[WHAT YOU SHOULD DO]
Send back all of the data, word for word.

Start of EXCERPTED DATA

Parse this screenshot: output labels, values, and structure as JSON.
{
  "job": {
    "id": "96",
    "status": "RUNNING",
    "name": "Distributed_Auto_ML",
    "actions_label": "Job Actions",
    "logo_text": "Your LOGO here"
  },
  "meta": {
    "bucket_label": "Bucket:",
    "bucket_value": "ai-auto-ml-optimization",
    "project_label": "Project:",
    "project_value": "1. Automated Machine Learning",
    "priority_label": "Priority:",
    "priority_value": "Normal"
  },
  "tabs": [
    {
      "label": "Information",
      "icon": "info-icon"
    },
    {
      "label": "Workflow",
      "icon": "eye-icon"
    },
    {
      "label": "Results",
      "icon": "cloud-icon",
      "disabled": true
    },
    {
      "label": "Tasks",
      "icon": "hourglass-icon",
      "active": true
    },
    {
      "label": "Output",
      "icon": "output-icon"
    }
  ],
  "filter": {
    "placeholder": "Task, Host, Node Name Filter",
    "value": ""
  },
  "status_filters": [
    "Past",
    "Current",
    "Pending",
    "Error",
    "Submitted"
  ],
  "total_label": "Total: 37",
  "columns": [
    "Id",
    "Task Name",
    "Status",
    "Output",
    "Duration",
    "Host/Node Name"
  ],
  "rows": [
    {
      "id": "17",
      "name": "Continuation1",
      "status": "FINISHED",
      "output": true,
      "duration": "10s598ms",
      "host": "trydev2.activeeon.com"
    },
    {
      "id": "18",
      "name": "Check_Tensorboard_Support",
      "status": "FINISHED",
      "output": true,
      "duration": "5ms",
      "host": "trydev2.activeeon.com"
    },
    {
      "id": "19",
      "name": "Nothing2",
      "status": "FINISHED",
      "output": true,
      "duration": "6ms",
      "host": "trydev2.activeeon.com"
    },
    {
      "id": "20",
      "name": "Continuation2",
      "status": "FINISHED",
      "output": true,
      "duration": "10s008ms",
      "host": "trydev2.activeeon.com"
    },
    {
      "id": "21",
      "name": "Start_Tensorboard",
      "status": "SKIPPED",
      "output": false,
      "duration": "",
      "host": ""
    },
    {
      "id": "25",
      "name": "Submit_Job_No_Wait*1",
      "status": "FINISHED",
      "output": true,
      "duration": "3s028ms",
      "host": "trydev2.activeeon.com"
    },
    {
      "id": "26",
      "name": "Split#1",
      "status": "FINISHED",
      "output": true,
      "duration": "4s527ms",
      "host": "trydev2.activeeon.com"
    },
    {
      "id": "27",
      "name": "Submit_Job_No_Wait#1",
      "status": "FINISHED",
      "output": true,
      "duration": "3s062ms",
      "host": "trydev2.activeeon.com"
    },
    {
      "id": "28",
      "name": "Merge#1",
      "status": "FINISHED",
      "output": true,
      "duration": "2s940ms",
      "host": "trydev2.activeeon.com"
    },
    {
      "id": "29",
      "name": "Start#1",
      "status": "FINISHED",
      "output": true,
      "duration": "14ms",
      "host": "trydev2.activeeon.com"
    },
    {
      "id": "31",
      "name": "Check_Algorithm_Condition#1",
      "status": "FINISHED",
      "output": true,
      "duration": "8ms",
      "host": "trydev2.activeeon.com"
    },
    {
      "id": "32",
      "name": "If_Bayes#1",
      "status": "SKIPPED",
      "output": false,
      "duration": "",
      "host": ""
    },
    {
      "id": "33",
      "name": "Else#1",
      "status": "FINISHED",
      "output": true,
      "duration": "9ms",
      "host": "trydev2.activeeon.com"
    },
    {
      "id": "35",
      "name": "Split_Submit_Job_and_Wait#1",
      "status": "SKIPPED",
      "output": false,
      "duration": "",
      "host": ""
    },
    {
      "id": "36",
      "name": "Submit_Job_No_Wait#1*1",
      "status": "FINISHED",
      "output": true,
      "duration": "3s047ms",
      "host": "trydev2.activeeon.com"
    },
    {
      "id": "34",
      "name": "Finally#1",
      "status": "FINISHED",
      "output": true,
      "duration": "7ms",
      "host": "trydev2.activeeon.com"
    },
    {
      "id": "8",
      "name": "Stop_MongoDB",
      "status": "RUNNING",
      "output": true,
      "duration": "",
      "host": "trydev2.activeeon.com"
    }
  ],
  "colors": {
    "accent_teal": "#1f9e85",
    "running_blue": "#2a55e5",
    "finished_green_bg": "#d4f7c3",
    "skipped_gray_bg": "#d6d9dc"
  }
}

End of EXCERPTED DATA

[RESPONSE TO THIS EXERCISE]
Parse this screenshot: output labels, values, and structure as JSON.
{
  "job": {
    "id": "96",
    "status": "RUNNING",
    "name": "Distributed_Auto_ML",
    "actions_label": "Job Actions",
    "logo_text": "Your LOGO here"
  },
  "meta": {
    "bucket_label": "Bucket:",
    "bucket_value": "ai-auto-ml-optimization",
    "project_label": "Project:",
    "project_value": "1. Automated Machine Learning",
    "priority_label": "Priority:",
    "priority_value": "Normal"
  },
  "tabs": [
    {
      "label": "Information",
      "icon": "info-icon"
    },
    {
      "label": "Workflow",
      "icon": "eye-icon"
    },
    {
      "label": "Results",
      "icon": "cloud-icon",
      "disabled": true
    },
    {
      "label": "Tasks",
      "icon": "hourglass-icon",
      "active": true
    },
    {
      "label": "Output",
      "icon": "output-icon"
    }
  ],
  "filter": {
    "placeholder": "Task, Host, Node Name Filter",
    "value": ""
  },
  "status_filters": [
    "Past",
    "Current",
    "Pending",
    "Error",
    "Submitted"
  ],
  "total_label": "Total: 37",
  "columns": [
    "Id",
    "Task Name",
    "Status",
    "Output",
    "Duration",
    "Host/Node Name"
  ],
  "rows": [
    {
      "id": "17",
      "name": "Continuation1",
      "status": "FINISHED",
      "output": true,
      "duration": "10s598ms",
      "host": "trydev2.activeeon.com"
    },
    {
      "id": "18",
      "name": "Check_Tensorboard_Support",
      "status": "FINISHED",
      "output": true,
      "duration": "5ms",
      "host": "trydev2.activeeon.com"
    },
    {
      "id": "19",
      "name": "Nothing2",
      "status": "FINISHED",
      "output": true,
      "duration": "6ms",
      "host": "trydev2.activeeon.com"
    },
    {
      "id": "20",
      "name": "Continuation2",
      "status": "FINISHED",
      "output": true,
      "duration": "10s008ms",
      "host": "trydev2.activeeon.com"
    },
    {
      "id": "21",
      "name": "Start_Tensorboard",
      "status": "SKIPPED",
      "output": false,
      "duration": "",
      "host": ""
    },
    {
      "id": "25",
      "name": "Submit_Job_No_Wait*1",
      "status": "FINISHED",
      "output": true,
      "duration": "3s028ms",
      "host": "trydev2.activeeon.com"
    },
    {
      "id": "26",
      "name": "Split#1",
      "status": "FINISHED",
      "output": true,
      "duration": "4s527ms",
      "host": "trydev2.activeeon.com"
    },
    {
      "id": "27",
      "name": "Submit_Job_No_Wait#1",
      "status": "FINISHED",
      "output": true,
      "duration": "3s062ms",
      "host": "trydev2.activeeon.com"
    },
    {
      "id": "28",
      "name": "Merge#1",
      "status": "FINISHED",
      "output": true,
      "duration": "2s940ms",
      "host": "trydev2.activeeon.com"
    },
    {
      "id": "29",
      "name": "Start#1",
      "status": "FINISHED",
      "output": true,
      "duration": "14ms",
      "host": "trydev2.activeeon.com"
    },
    {
      "id": "31",
      "name": "Check_Algorithm_Condition#1",
      "status": "FINISHED",
      "output": true,
      "duration": "8ms",
      "host": "trydev2.activeeon.com"
    },
    {
      "id": "32",
      "name": "If_Bayes#1",
      "status": "SKIPPED",
      "output": false,
      "duration": "",
      "host": ""
    },
    {
      "id": "33",
      "name": "Else#1",
      "status": "FINISHED",
      "output": true,
      "duration": "9ms",
      "host": "trydev2.activeeon.com"
    },
    {
      "id": "35",
      "name": "Split_Submit_Job_and_Wait#1",
      "status": "SKIPPED",
      "output": false,
      "duration": "",
      "host": ""
    },
    {
      "id": "36",
      "name": "Submit_Job_No_Wait#1*1",
      "status": "FINISHED",
      "output": true,
      "duration": "3s047ms",
      "host": "trydev2.activeeon.com"
    },
    {
      "id": "34",
      "name": "Finally#1",
      "status": "FINISHED",
      "output": true,
      "duration": "7ms",
      "host": "trydev2.activeeon.com"
    },
    {
      "id": "8",
      "name": "Stop_MongoDB",
      "status": "RUNNING",
      "output": true,
      "duration": "",
      "host": "trydev2.activeeon.com"
    }
  ],
  "colors": {
    "accent_teal": "#1f9e85",
    "running_blue": "#2a55e5",
    "finished_green_bg": "#d4f7c3",
    "skipped_gray_bg": "#d6d9dc"
  }
}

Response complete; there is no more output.